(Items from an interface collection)

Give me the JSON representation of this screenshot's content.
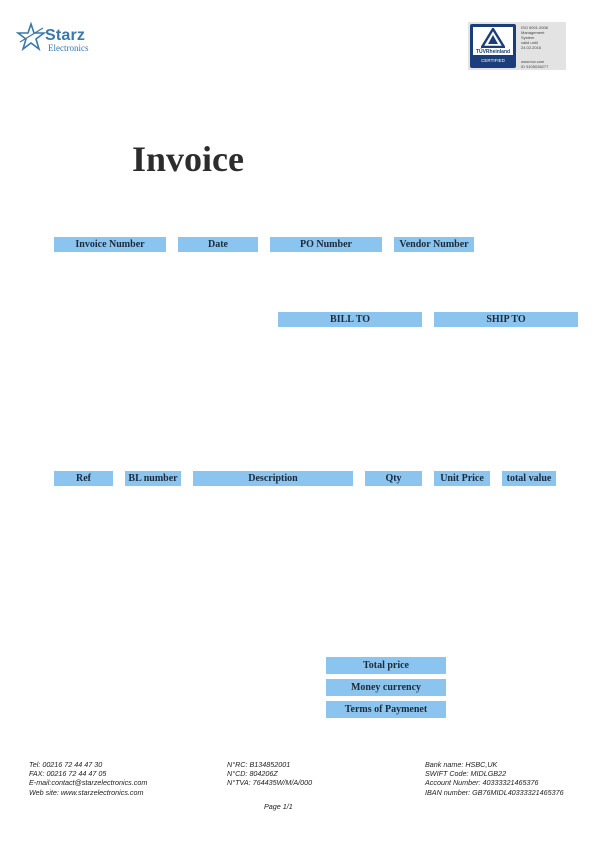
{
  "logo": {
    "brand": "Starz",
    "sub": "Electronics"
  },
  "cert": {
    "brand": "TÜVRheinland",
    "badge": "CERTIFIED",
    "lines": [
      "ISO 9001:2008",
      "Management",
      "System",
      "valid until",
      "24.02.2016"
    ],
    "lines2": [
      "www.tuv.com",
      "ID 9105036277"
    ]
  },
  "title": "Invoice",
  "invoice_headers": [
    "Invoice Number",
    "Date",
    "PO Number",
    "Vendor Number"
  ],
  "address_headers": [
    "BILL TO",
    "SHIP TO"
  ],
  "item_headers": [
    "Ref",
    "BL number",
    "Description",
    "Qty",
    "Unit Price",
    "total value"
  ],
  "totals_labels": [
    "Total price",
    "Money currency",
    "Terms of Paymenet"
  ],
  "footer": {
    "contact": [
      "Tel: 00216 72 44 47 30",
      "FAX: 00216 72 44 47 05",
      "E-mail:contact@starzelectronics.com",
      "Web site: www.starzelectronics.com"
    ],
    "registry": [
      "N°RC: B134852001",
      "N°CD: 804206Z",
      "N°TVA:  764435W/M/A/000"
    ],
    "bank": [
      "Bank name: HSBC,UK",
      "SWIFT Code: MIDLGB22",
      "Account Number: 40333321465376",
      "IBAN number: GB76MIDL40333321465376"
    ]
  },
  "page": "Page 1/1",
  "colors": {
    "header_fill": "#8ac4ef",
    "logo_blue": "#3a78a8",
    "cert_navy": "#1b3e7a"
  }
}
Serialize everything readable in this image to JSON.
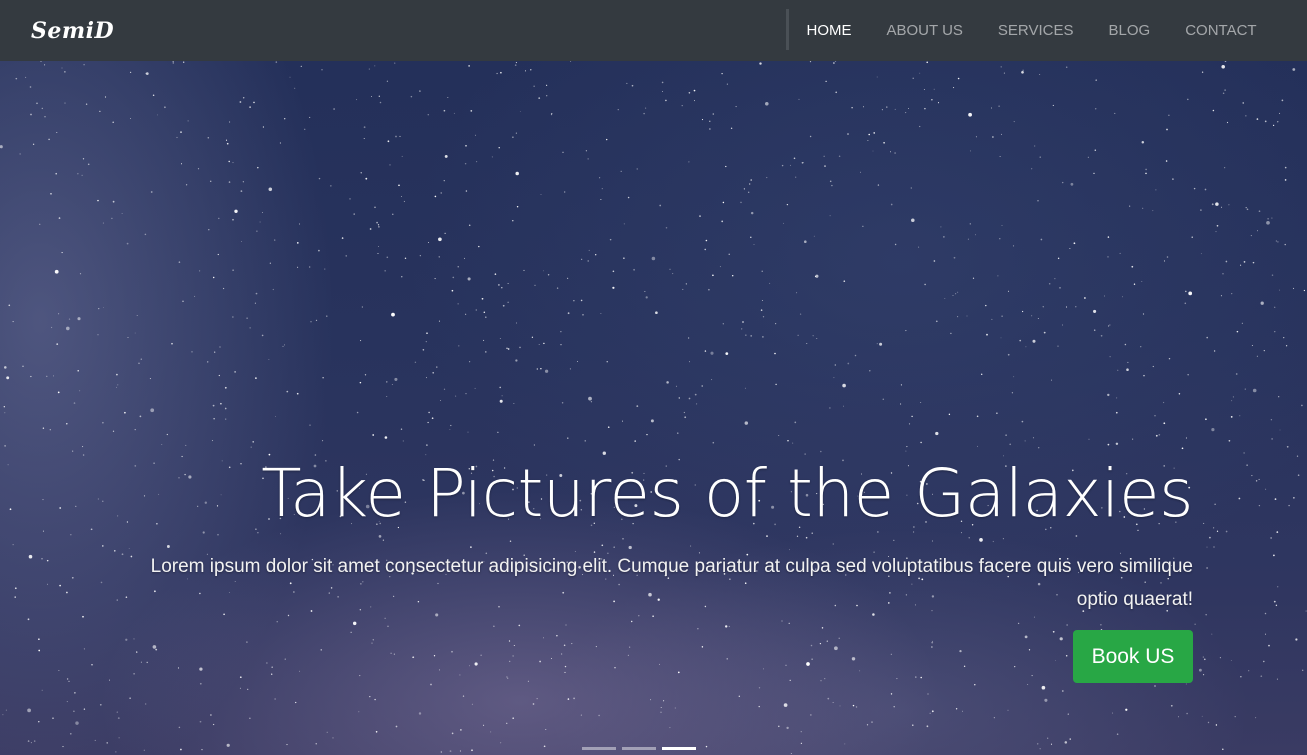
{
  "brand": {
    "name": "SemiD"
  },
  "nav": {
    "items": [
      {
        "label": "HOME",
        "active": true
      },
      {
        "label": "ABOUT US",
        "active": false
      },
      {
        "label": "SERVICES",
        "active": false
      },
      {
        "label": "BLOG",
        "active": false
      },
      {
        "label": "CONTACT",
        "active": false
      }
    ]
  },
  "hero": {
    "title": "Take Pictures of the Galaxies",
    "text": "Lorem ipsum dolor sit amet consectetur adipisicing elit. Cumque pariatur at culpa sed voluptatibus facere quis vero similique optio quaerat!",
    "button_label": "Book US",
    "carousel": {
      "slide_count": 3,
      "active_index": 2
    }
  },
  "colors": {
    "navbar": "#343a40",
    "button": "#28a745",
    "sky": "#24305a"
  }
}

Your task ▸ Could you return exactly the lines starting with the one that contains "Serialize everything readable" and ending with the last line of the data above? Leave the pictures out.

Solution for this problem ▸
Serialize everything readable in this image to JSON.
{
  "brand": {
    "name": "SemiD"
  },
  "nav": {
    "items": [
      {
        "label": "HOME",
        "active": true
      },
      {
        "label": "ABOUT US",
        "active": false
      },
      {
        "label": "SERVICES",
        "active": false
      },
      {
        "label": "BLOG",
        "active": false
      },
      {
        "label": "CONTACT",
        "active": false
      }
    ]
  },
  "hero": {
    "title": "Take Pictures of the Galaxies",
    "text": "Lorem ipsum dolor sit amet consectetur adipisicing elit. Cumque pariatur at culpa sed voluptatibus facere quis vero similique optio quaerat!",
    "button_label": "Book US",
    "carousel": {
      "slide_count": 3,
      "active_index": 2
    }
  },
  "colors": {
    "navbar": "#343a40",
    "button": "#28a745",
    "sky": "#24305a"
  }
}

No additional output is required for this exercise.